* **To do**
Filter the records below for the word "Management". Keep each line that has it.

Data excerpts
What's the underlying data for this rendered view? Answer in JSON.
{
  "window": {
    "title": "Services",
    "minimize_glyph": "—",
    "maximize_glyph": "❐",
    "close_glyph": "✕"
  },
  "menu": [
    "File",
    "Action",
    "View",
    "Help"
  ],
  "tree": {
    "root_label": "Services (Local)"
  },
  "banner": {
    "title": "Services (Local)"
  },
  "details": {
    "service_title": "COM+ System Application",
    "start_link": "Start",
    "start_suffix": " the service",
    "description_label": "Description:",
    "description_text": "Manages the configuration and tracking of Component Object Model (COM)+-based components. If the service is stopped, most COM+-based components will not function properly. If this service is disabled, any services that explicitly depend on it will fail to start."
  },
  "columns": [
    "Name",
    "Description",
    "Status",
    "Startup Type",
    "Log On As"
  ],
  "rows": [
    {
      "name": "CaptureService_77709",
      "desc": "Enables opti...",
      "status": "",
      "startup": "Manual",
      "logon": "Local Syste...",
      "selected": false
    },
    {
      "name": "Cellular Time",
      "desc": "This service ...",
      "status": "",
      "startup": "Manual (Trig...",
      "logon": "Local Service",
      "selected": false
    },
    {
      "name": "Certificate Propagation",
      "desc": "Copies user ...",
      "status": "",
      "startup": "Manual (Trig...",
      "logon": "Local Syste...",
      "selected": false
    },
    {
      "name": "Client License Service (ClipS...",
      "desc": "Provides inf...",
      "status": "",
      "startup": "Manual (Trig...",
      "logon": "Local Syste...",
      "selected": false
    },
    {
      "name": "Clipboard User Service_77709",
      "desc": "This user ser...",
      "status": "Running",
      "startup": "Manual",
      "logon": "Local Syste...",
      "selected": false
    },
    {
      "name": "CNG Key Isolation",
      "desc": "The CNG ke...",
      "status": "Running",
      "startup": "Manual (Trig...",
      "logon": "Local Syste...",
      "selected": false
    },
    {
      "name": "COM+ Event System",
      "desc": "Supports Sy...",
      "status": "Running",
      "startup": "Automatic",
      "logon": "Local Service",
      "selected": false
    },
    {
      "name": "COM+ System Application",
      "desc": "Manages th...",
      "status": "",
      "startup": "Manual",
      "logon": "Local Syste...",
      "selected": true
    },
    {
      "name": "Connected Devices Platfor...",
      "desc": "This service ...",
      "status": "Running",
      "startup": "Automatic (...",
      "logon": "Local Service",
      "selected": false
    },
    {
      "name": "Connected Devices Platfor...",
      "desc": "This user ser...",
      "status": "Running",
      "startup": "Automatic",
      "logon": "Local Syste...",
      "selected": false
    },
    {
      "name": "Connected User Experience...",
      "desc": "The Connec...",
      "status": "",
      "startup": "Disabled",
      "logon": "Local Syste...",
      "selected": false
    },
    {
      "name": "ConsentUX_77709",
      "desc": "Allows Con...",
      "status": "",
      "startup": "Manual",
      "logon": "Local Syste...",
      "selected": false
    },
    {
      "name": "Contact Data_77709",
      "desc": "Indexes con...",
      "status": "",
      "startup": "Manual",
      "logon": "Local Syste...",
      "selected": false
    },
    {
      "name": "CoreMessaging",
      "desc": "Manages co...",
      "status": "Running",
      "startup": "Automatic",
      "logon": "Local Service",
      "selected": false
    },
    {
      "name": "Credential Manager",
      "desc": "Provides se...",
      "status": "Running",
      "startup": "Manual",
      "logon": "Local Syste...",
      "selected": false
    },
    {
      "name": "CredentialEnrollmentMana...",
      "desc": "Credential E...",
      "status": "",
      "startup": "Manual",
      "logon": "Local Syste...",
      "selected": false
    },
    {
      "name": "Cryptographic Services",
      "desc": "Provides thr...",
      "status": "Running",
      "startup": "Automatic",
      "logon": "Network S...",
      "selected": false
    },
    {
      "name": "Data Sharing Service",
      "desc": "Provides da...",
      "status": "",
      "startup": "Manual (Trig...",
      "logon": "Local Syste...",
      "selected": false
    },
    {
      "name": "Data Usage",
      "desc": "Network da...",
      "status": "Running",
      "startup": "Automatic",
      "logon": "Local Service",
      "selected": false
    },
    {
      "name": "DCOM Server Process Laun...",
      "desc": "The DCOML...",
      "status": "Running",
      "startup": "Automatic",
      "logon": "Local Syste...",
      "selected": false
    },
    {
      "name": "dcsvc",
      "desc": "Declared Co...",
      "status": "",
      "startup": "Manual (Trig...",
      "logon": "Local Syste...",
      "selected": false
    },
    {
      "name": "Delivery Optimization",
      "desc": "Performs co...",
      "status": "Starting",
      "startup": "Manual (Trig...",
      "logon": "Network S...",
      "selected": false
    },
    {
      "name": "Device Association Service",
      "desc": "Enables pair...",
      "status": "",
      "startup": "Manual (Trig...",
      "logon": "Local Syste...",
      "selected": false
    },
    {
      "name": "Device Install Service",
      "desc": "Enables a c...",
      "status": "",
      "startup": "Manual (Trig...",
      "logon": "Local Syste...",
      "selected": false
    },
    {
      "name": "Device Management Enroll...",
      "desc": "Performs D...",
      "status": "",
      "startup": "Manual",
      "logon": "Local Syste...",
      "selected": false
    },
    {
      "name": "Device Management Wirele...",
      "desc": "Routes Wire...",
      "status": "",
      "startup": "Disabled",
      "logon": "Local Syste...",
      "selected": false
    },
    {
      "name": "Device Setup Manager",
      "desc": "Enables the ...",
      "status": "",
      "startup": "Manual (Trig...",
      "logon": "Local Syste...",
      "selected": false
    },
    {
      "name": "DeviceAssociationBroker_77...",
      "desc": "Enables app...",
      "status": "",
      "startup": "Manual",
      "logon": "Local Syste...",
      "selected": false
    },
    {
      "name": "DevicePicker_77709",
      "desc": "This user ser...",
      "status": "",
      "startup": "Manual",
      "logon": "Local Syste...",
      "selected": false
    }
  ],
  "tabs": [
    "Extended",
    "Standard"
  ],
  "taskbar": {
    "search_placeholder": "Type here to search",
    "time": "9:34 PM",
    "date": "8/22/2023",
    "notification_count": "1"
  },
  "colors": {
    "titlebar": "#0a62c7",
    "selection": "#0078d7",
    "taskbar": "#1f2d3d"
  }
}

* **Task solution**
      "name": "Device Management Enroll...",
      "name": "Device Management Wirele...",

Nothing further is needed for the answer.